◆ **Exercise directions**:
From the entries below, copy exactly the lines from the one that contains "Serialize everything readable" through the one that contains "What's the underlying", both included, and only those.

(Records excerpted from a collection)
____

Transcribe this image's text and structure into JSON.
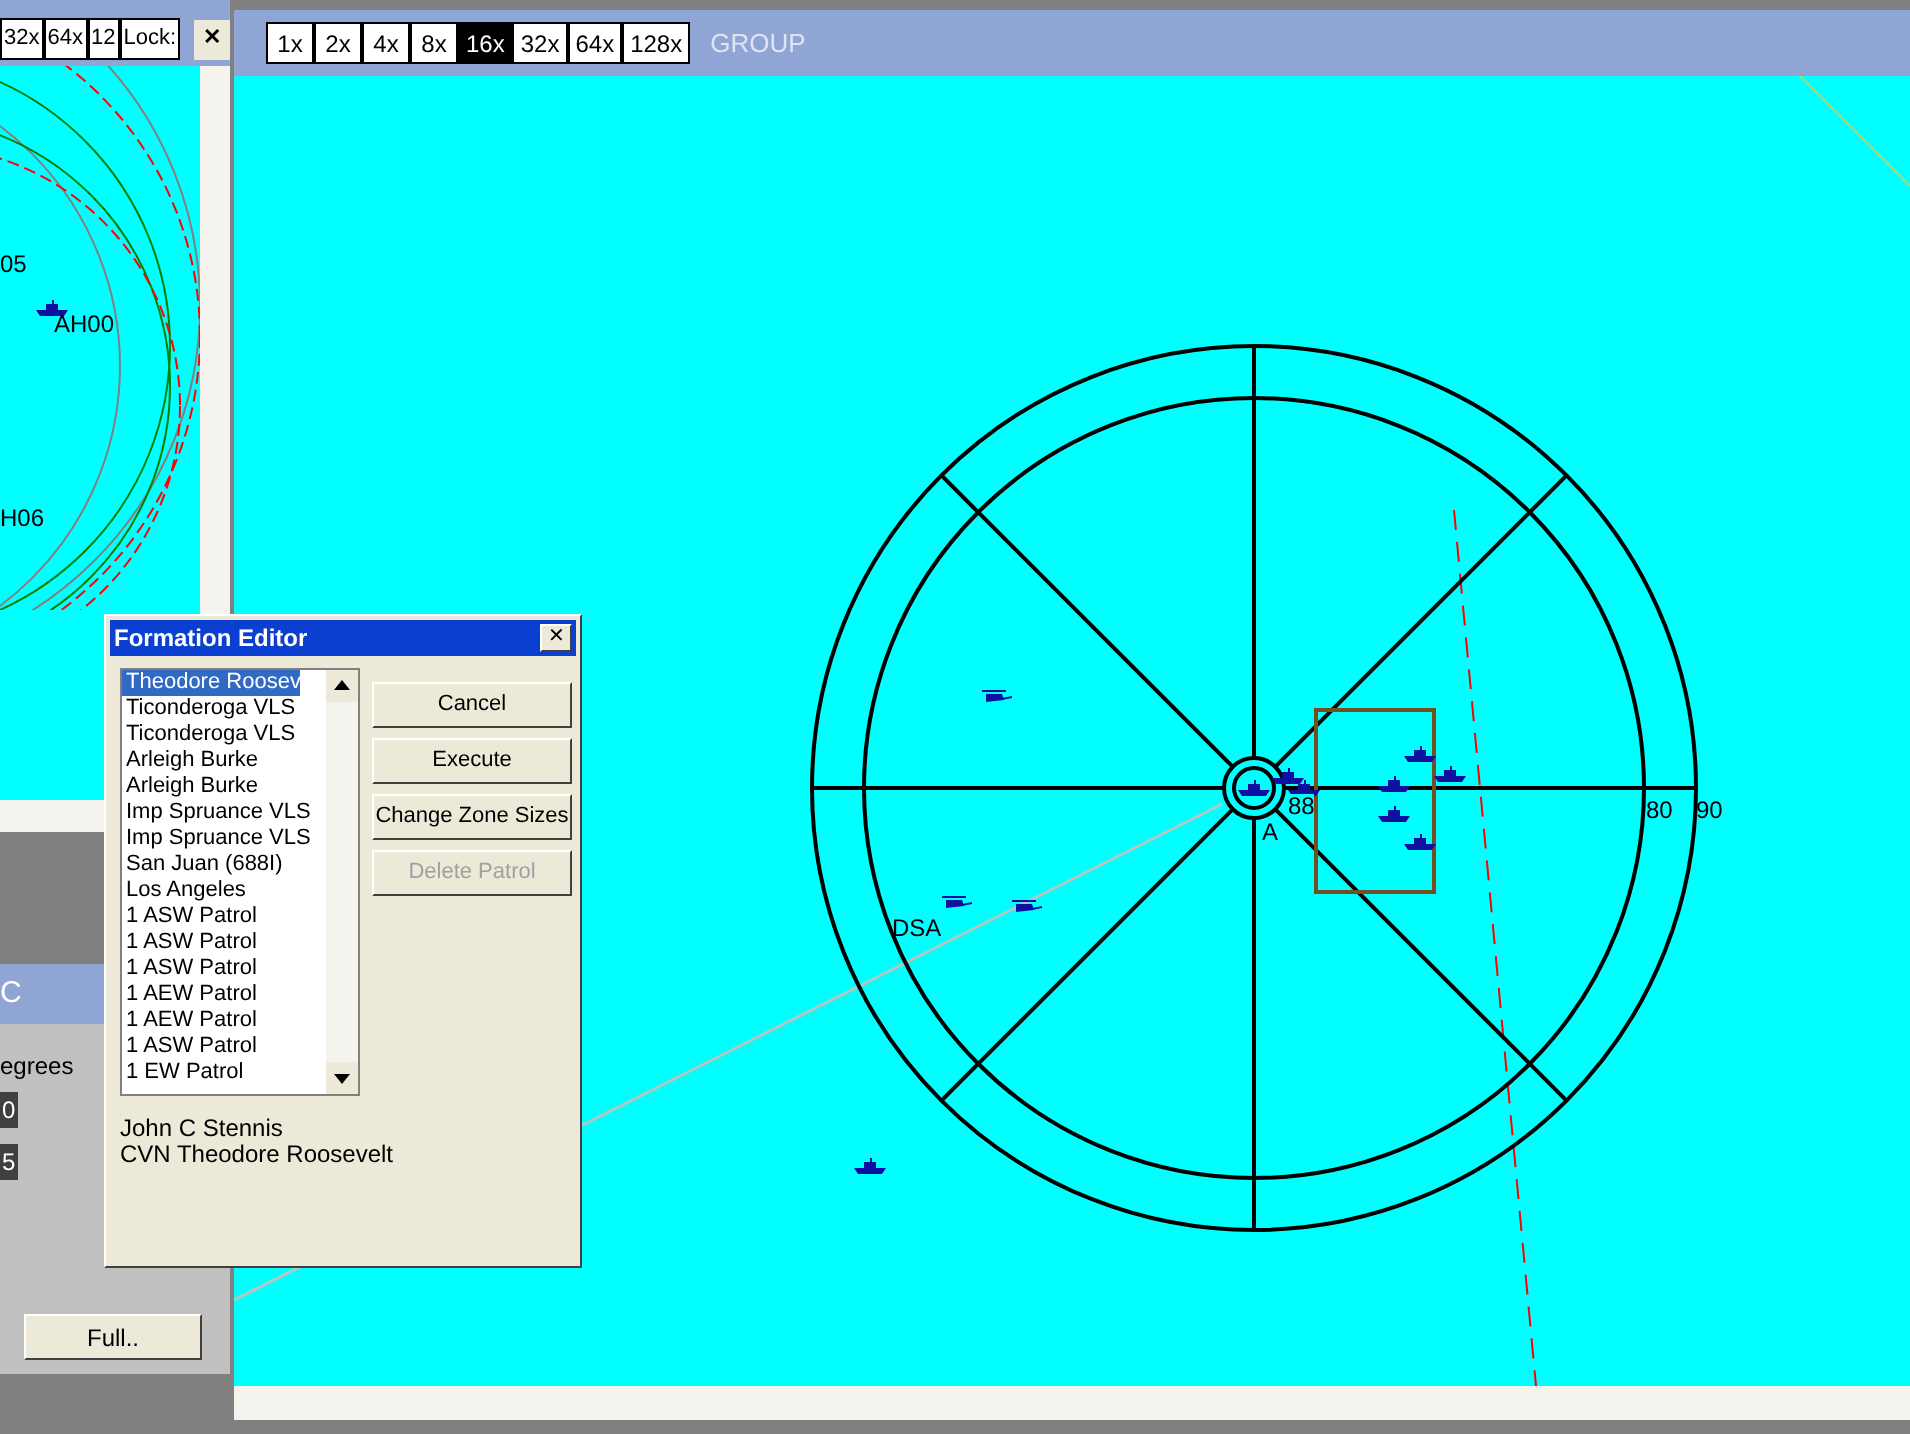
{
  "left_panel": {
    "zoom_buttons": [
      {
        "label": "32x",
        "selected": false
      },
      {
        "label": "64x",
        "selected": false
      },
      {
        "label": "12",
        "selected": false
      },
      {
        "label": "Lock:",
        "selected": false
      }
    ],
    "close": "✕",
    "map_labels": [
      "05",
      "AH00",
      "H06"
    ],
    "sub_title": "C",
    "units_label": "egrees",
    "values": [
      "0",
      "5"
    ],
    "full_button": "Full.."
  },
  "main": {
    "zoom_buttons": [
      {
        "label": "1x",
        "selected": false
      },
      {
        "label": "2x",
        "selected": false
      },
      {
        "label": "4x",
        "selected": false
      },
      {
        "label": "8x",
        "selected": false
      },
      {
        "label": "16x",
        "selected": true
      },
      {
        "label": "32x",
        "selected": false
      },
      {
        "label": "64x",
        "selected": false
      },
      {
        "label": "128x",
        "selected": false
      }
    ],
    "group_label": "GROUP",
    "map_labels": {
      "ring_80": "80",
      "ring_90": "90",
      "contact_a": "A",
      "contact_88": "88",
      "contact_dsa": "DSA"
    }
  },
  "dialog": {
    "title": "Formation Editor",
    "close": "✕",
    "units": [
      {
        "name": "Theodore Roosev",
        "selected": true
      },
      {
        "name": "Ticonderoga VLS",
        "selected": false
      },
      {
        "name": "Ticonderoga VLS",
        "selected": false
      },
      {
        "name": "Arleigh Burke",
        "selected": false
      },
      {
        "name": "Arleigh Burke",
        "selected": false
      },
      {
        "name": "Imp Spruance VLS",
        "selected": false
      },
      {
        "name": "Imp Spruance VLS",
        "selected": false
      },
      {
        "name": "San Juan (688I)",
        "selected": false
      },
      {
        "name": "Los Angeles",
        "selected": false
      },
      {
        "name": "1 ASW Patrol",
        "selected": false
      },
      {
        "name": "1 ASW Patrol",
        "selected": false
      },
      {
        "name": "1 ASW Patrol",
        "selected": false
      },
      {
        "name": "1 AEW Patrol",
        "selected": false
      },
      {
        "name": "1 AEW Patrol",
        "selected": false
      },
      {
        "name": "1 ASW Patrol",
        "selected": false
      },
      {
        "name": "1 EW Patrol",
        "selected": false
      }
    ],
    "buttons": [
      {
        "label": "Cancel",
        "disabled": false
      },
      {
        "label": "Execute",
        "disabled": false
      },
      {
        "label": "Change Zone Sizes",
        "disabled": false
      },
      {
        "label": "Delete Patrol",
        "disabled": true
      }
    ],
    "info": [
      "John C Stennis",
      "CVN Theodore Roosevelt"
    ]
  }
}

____

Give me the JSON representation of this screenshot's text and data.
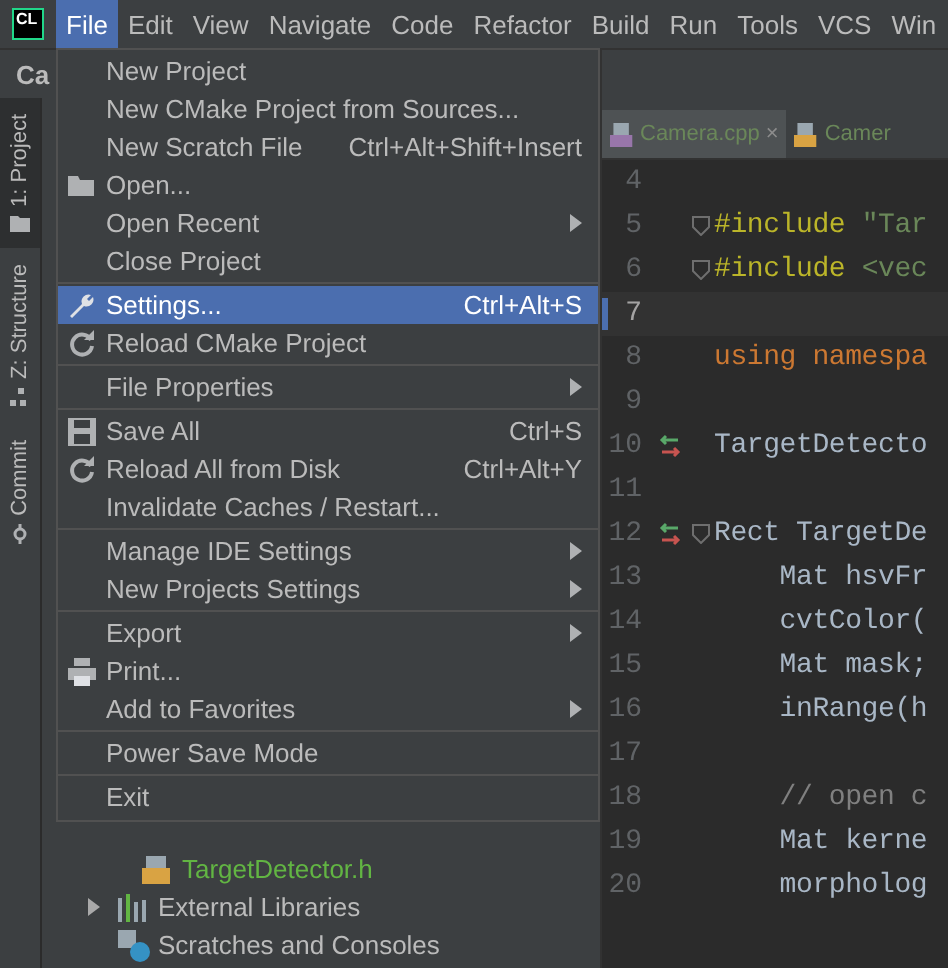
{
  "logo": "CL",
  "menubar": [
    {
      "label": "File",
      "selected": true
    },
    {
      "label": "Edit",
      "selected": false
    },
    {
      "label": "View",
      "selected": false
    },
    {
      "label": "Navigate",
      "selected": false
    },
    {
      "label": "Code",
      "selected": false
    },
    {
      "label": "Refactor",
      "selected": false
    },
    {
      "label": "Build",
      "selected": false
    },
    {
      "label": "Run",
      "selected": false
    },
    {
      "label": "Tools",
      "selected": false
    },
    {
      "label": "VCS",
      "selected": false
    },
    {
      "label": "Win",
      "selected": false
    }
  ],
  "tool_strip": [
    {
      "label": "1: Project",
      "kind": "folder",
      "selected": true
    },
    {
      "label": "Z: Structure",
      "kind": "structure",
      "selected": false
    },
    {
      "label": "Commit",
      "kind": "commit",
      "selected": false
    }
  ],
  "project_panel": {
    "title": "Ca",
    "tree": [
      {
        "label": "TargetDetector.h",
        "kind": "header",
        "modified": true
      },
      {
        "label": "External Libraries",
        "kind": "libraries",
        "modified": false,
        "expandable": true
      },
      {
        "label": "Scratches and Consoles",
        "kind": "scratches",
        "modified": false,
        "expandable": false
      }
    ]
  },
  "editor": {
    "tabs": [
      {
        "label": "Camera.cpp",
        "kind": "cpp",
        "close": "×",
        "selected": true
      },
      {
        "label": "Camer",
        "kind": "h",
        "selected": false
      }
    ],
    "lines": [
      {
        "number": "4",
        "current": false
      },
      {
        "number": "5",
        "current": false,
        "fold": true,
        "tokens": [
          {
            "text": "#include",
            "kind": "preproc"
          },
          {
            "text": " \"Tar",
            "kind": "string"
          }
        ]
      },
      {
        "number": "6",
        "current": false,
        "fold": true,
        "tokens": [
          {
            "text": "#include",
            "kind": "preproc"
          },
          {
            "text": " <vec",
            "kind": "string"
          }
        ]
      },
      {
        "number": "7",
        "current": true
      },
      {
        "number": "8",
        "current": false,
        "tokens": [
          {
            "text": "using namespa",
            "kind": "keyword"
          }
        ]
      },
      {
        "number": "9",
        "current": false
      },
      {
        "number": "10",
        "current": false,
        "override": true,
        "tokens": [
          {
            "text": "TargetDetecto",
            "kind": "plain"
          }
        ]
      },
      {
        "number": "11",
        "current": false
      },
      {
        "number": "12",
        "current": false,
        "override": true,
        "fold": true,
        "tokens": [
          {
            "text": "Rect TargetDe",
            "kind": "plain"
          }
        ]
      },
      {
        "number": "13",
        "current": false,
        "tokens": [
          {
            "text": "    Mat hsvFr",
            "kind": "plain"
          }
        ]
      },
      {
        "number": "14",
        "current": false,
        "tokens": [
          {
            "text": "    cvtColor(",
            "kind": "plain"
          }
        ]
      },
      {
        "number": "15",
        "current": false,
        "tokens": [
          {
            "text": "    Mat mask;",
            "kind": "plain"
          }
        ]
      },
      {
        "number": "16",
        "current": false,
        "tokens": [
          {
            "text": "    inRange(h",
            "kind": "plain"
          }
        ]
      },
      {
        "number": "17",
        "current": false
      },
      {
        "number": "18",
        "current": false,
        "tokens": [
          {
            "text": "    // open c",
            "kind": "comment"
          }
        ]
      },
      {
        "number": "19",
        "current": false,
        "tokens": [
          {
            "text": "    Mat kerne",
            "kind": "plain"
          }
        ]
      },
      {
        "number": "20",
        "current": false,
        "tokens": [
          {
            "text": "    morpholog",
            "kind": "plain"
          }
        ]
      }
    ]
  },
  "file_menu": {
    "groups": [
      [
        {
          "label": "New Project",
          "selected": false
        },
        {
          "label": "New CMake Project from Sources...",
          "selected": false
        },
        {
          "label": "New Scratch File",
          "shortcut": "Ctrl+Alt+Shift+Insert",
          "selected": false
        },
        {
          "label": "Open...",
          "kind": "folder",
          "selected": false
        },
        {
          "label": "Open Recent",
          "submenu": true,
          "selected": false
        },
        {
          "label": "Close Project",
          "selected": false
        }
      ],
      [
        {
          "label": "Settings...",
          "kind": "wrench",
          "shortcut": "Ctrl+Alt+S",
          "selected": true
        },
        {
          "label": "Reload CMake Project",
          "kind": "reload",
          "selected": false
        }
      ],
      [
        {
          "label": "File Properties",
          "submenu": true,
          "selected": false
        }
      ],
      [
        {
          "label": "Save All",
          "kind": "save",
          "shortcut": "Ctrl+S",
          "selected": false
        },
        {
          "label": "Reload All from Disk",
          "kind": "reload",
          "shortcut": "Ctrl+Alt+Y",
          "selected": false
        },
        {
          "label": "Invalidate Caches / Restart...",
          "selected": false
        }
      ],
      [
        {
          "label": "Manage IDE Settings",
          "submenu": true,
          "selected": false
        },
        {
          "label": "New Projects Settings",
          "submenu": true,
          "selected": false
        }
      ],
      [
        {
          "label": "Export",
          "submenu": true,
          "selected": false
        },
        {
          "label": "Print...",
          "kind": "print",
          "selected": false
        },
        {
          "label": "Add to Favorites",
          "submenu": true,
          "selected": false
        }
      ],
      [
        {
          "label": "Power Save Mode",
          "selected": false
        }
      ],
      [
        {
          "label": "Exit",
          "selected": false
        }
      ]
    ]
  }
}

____

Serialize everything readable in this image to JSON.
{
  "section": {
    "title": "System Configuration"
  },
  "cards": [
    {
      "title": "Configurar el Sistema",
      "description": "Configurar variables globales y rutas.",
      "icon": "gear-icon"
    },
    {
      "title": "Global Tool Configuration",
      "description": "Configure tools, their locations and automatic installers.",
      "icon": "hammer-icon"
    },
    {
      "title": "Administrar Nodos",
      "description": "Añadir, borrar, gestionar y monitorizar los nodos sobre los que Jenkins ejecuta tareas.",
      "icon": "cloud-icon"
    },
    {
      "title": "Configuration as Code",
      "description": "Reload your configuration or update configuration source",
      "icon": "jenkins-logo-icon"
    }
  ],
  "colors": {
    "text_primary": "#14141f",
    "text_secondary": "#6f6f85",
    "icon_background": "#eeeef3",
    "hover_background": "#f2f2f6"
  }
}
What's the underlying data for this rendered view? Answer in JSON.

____

◆ **Final answer**:
Serialize everything readable in this image to JSON.
{
  "section": {
    "title": "System Configuration"
  },
  "cards": [
    {
      "title": "Configurar el Sistema",
      "description": "Configurar variables globales y rutas.",
      "icon": "gear-icon"
    },
    {
      "title": "Global Tool Configuration",
      "description": "Configure tools, their locations and automatic installers.",
      "icon": "hammer-icon"
    },
    {
      "title": "Administrar Nodos",
      "description": "Añadir, borrar, gestionar y monitorizar los nodos sobre los que Jenkins ejecuta tareas.",
      "icon": "cloud-icon"
    },
    {
      "title": "Configuration as Code",
      "description": "Reload your configuration or update configuration source",
      "icon": "jenkins-logo-icon"
    }
  ],
  "colors": {
    "text_primary": "#14141f",
    "text_secondary": "#6f6f85",
    "icon_background": "#eeeef3",
    "hover_background": "#f2f2f6"
  }
}
What's the underlying data for this rendered view? Answer in JSON.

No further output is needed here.